US5084860A (en) Apparatus for optical disc memory with correction pattern and master disc cutting apparatus
US6324150B1 (en) Optical pickup head using multiple laser sources
US4805162A (en) Fine and coarse servo system for access and tracking on an optical disk
US4564931A (en) Optical recording and reproducing head
US5120136A (en) Optical tape recorder having an acousto-optic device for scanning a radiant energy beam onto a media
US4298974A (en) Optical head for a videodisc player/recorder
US5105407A (en) Optical information-processing apparatus
US5189655A (en) Optical head for optical disk recording/reproducing apparatus including modified wollaston prism

Legal Events

Date Code Title Description
AS Assignment

Owner name: CREO PRODUCTS INC., CANADA

Free format text: ASSIGNMENT OF ASSIGNORS INTEREST;ASSIGNOR:GELBART, DANIEL;REEL/FRAME:008333/0990

Effective date: 19961205

REMI Maintenance fee reminder mailed
SULP Surcharge for late payment
FPAY Fee payment

Year of fee payment: 4

FPAY Fee payment

Year of fee payment: 8

AS Assignment

Owner name: KODAK GRAPHIC COMMUNICATIONS CANADA COMPANY, CANAD

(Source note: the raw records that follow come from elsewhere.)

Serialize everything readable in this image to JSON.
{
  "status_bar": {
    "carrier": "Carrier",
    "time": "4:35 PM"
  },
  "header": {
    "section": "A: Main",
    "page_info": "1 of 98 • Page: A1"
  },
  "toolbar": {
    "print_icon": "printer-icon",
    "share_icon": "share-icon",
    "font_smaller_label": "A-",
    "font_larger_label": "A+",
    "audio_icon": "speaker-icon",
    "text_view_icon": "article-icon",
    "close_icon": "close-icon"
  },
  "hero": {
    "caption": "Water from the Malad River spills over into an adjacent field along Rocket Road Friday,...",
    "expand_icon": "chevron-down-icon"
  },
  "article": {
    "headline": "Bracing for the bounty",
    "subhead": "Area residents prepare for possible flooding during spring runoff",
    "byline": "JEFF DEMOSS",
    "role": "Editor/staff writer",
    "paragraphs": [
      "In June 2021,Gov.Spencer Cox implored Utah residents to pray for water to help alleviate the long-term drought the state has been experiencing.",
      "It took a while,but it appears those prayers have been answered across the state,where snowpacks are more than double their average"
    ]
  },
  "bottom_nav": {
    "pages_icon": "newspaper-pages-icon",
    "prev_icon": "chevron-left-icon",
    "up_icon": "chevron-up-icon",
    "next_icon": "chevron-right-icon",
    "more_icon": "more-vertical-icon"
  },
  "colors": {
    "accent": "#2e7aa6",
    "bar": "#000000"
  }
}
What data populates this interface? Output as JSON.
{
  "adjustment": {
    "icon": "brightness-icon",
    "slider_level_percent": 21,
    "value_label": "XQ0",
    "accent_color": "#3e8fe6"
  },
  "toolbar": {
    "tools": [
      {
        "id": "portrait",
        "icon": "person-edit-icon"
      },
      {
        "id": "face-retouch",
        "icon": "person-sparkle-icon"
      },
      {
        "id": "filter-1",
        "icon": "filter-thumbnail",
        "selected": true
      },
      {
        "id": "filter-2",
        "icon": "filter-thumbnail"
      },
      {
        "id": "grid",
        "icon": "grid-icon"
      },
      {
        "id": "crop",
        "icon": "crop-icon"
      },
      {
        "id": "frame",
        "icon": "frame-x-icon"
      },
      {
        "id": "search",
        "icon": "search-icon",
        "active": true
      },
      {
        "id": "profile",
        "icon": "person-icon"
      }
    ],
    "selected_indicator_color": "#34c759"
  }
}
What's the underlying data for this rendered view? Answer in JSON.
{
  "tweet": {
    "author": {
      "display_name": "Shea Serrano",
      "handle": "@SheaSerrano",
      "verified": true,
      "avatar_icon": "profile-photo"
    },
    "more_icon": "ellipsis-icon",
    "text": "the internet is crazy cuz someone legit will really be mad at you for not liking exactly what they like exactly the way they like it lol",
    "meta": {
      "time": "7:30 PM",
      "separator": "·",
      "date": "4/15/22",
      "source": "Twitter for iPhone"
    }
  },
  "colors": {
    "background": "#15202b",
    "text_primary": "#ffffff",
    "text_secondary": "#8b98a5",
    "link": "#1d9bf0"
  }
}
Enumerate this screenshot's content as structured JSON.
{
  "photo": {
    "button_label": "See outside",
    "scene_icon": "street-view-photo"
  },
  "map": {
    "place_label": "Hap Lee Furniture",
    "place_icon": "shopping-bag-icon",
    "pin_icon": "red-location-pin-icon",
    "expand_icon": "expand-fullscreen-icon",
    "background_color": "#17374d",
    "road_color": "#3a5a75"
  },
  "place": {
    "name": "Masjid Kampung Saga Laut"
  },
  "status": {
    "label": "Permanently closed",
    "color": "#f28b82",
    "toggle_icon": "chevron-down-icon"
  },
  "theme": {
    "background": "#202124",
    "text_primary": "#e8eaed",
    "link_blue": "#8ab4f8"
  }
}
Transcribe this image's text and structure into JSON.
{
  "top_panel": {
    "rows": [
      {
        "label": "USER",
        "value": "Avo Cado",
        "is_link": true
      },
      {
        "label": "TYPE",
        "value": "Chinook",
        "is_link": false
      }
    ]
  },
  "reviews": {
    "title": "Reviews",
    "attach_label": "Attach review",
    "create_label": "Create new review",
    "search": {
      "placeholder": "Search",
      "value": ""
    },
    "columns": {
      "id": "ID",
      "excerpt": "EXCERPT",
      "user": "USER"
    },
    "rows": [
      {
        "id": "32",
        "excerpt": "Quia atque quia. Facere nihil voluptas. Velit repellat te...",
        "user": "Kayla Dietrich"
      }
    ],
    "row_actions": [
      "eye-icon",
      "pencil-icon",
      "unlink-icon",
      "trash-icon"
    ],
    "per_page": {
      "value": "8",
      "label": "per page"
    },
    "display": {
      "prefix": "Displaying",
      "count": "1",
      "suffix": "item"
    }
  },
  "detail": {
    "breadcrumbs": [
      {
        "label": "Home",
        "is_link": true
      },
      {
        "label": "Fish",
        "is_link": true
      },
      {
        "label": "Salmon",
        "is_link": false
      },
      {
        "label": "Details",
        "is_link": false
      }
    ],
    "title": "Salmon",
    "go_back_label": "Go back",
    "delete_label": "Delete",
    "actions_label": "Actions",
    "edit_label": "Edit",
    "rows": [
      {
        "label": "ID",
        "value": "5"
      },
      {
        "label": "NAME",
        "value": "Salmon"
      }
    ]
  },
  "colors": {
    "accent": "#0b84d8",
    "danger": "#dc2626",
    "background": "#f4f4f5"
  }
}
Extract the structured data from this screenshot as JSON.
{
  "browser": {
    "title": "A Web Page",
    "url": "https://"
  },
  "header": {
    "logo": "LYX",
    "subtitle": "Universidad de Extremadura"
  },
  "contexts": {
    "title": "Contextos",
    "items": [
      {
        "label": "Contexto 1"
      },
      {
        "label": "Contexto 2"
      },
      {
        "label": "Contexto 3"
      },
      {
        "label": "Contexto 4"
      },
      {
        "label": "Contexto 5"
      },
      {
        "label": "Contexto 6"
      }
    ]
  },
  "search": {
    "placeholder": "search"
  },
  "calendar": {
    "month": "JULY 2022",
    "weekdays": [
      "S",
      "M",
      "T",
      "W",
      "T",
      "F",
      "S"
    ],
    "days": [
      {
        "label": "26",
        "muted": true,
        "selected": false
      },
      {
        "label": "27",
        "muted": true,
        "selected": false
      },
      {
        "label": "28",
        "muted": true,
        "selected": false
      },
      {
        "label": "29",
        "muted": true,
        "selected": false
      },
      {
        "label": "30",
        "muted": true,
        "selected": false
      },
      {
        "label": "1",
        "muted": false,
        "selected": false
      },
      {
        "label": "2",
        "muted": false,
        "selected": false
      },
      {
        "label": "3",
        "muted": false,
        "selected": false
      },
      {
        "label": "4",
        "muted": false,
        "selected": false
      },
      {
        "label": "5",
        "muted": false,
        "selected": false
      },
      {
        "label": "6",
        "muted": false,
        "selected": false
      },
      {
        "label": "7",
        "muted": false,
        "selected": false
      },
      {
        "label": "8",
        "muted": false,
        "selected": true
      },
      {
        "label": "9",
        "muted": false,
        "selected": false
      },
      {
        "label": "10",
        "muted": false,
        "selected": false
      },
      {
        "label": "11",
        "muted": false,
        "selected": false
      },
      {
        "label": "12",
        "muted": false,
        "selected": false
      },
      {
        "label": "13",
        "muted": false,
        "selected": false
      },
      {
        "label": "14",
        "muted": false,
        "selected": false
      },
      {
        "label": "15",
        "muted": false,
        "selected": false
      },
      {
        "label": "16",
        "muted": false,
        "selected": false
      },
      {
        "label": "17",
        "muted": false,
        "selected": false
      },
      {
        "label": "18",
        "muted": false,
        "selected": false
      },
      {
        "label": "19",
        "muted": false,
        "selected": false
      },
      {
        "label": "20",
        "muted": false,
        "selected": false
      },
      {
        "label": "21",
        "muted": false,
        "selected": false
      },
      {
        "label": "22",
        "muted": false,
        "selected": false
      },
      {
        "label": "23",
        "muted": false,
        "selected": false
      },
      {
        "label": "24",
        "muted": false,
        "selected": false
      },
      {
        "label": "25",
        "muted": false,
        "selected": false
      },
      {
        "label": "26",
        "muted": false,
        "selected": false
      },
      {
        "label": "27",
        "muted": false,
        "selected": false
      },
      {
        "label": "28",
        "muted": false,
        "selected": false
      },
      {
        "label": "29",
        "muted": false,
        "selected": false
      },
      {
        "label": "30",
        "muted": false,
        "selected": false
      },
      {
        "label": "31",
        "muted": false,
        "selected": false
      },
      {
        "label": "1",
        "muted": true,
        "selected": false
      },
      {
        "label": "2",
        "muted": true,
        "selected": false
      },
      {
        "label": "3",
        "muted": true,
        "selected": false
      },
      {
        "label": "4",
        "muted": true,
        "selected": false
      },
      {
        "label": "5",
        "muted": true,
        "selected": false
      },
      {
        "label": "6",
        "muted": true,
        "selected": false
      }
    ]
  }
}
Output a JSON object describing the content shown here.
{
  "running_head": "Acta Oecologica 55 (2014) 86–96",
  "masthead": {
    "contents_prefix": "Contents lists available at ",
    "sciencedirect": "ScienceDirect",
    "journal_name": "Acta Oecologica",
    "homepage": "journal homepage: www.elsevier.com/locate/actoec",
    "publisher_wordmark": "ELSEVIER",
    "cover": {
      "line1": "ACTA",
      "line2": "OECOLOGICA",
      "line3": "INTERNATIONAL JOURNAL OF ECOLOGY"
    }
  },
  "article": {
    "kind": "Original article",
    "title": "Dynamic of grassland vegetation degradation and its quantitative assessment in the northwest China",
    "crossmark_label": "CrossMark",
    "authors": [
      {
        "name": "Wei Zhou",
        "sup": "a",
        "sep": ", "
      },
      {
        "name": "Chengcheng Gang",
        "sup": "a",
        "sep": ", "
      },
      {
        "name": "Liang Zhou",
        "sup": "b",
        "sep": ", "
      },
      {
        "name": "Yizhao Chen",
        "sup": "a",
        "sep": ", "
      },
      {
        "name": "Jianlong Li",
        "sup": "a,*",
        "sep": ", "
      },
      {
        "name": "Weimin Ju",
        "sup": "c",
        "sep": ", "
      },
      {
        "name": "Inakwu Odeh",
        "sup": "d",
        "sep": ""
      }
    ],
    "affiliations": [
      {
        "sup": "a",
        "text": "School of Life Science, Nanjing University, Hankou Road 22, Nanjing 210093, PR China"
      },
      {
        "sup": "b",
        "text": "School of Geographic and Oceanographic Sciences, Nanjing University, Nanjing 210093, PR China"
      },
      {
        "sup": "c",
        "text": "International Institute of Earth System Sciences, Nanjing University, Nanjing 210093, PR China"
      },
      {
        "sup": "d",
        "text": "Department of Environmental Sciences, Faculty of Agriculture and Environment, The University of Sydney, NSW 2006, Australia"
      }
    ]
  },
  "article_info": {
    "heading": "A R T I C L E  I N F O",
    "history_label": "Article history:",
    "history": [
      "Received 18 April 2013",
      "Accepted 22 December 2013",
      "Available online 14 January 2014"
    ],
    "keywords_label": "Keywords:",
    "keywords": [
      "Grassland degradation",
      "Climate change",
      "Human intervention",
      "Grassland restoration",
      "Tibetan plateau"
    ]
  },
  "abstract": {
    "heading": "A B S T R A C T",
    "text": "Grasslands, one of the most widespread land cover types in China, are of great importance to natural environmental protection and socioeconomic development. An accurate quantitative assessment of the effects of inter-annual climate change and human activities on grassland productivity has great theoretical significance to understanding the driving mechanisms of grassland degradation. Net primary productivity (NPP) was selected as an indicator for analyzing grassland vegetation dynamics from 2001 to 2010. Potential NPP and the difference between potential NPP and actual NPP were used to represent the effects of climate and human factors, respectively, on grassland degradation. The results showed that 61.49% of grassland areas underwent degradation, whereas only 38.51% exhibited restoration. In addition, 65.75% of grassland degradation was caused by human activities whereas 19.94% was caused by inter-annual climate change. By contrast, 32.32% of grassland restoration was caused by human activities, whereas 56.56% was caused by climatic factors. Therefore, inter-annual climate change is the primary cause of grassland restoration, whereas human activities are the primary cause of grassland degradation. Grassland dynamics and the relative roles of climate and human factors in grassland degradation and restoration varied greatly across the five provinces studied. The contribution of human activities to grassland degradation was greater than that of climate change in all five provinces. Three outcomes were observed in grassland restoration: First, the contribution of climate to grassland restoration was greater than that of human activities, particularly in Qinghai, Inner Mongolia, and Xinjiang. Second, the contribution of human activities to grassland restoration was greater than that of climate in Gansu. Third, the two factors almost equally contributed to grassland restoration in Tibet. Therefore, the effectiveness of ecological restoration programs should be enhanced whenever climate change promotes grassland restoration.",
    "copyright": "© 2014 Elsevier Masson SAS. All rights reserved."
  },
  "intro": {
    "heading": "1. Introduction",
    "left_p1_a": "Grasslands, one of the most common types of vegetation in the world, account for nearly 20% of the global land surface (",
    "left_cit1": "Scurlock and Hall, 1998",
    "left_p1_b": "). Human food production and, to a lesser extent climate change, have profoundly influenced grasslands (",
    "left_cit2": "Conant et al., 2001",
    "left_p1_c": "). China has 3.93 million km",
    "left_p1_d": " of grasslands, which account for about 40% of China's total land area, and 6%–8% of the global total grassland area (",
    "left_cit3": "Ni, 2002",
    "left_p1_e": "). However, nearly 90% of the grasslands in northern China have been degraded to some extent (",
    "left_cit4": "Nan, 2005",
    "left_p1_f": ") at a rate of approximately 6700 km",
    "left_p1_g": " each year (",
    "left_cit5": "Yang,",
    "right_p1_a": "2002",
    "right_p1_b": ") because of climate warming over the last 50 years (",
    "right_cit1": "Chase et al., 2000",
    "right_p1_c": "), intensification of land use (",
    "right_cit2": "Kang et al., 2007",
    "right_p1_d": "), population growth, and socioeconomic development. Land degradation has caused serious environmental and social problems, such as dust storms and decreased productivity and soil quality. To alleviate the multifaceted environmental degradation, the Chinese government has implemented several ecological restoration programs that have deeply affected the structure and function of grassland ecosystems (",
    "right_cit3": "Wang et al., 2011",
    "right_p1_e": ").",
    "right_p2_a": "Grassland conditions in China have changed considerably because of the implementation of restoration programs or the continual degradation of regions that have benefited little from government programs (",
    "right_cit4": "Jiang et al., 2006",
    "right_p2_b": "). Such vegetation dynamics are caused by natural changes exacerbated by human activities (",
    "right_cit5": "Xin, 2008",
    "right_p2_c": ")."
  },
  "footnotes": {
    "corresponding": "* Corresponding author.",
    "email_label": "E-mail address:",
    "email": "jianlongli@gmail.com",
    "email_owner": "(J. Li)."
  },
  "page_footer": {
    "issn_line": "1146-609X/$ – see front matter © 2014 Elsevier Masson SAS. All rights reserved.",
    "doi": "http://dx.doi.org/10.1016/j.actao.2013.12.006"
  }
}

Free format text: CERTIFICATE OF AMALGAMATION;ASSIGNOR:CREO INC. (FORMERLY KNOWNS AS CREO PRODUCTS INC.);REEL/FRAME:017846/0512

Effective date: 20051001

FPAY Fee payment

Year of fee payment: 12

AS Assignment

Owner name: KODAK CANADA ULC, CANADA

Free format text: MERGER AND CHANGE OF NAME;ASSIGNORS:KODAK GRAPHIC COMMUNICATIONS CANADA COMPANY;KODAK CANADA ULC;REEL/FRAME:039515/0981

Effective date: 20140801